Dusapin, Francesconi, Ferneyhough, and Kurtág; or Francesconi, Kurtág, Ferneyhough, and Dusapin; or Kurtág, Dusapin, Fransesconi, and Ferneyhough.

Wednesday 31 January 2007

After the interval, Irvine Arditti addressed the audience. “I gather that many of you haven’t the faintest idea what it is we’re playing.” He then added, “We often feel the same way.”

The program for the Arditti Quartet’s gig at Wigmore Hall last week claimed we would be hearing Dusapin, Francesconi, Ferneyhough, and Kurtág, in that order. Then, before the concert began, a silver-haired gentleman mounted the stage and announced that in fact we would be hearing the second piece first, the last piece second, the third piece where it was, and the first piece last. He then added, as an attempt at clarification, that this meant the running order was now Kurtág, Dusapin, Francesconi, and Ferneyhough. No, we said, after checking this against our programs, but the gentleman had already disappeared, leaving us to our confusion.

Interestingly, out of all the composers’ names, the one the locals had the most trouble pronouncing correctly was the Coventry-born Brian Ferneyhough.

I was glad I was too cheap to pay £3 for the program, seeing as it was useless for finding out what was playing when, and because I later learned that the notes for these compositions, by the composers themselves, were similarly confusing and unhelpful.

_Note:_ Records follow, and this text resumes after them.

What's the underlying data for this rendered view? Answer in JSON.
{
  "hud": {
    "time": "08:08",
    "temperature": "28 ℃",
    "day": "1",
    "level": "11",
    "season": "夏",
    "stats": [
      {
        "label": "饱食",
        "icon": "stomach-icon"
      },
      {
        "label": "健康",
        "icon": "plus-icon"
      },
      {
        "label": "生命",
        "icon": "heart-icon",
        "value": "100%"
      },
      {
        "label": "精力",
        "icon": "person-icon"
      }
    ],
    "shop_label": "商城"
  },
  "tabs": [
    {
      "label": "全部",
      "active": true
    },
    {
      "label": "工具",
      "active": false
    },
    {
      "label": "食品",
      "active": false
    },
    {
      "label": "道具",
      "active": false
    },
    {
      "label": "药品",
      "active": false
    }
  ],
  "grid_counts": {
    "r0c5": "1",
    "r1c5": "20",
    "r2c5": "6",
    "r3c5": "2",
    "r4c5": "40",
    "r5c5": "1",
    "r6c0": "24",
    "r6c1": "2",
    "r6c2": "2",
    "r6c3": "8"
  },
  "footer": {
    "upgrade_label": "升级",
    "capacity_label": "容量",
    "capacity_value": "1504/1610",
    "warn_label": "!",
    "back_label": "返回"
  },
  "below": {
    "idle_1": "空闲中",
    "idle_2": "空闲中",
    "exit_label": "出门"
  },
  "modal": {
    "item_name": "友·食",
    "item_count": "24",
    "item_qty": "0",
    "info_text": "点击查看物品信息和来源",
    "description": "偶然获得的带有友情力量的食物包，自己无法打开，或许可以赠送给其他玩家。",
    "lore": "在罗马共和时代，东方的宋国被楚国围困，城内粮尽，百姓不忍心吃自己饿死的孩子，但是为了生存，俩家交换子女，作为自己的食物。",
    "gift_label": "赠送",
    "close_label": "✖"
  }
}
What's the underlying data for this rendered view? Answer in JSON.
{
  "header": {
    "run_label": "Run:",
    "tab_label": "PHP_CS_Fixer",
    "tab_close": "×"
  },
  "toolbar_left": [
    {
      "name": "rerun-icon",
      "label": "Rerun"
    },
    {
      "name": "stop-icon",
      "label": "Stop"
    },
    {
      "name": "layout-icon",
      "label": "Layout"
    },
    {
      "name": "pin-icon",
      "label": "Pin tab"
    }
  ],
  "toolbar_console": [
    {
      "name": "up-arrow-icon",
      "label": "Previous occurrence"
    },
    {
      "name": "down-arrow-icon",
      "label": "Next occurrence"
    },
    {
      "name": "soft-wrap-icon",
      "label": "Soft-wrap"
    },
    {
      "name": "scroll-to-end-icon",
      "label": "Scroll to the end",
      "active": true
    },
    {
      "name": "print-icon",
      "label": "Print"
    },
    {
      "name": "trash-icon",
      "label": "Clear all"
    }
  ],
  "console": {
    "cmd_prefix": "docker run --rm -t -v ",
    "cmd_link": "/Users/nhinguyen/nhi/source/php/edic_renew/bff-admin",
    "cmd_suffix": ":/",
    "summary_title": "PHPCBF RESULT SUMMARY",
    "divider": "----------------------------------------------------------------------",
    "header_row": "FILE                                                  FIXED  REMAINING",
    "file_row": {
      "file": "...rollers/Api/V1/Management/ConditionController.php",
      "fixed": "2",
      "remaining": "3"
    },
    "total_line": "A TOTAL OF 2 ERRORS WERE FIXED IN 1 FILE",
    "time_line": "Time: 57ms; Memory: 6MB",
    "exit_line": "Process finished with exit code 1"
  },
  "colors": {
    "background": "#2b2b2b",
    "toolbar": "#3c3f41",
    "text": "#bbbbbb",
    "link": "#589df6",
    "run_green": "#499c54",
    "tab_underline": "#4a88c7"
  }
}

They were in the much-parodied academic-speak beloved of the institutional avant-garde, who write everything as though it were a conference abstract.

Ferneyhough’s Fifth String Quartet is a “claustrophobic and marginally chaotic renegotiation of mutual priorities”; completely unlike his Second Quartet, which “realizes the projected possibility of a gradual coming together between objective coherence and receptive spontaneity”. Chalk and cheese, really. Both are significant advances over his earlier Sonatas for String Quartet, with its “dialectical tension between the elements with a deliberately rationalizing character and others of a more spontaneous gesture”.

I wonder if these types of program notes in today’s intellectual climate seem more quaint than alienating. This sort of hyperintellectual analysis doesn’t upset me as much as it does others: just about every artist is intellectually beholden to some personal philosophy that, on contact with the outside world, proves to be more or less bogus. Whether it’s poststructuralist discourse or catholicism, I don’t have to buy into the ideas that make a piece of music I enjoy listening to.

Oh yeah, the music was really nice. Contemporary classical music is alive and well etc. As Ferneyhough put it himself when discussing his Third String Quartet, “the multiplicity of values in the text rests on a coherent structuring procedure regulated by the relation between silence and eloquence. Such a postulate of art for art’s sake gives birth to a work that can only be conceived by self-reference: first in a metaphorical sense, but finally in a literal sense.” Which I take to be a particularly thorough way of saying: it is what it is.

What’s big in composition right now: sustained passages of rapid movement, played very quietly. Every new piece these days has to have at least one, it seems.

Wigmore Hall is Rock’n’Roll!

  • One punter reeks of piss!
  • Another punter reeks of stale booze!
  • Yet another is swigging straight from their single-serve bottle of wine without using the glass provided!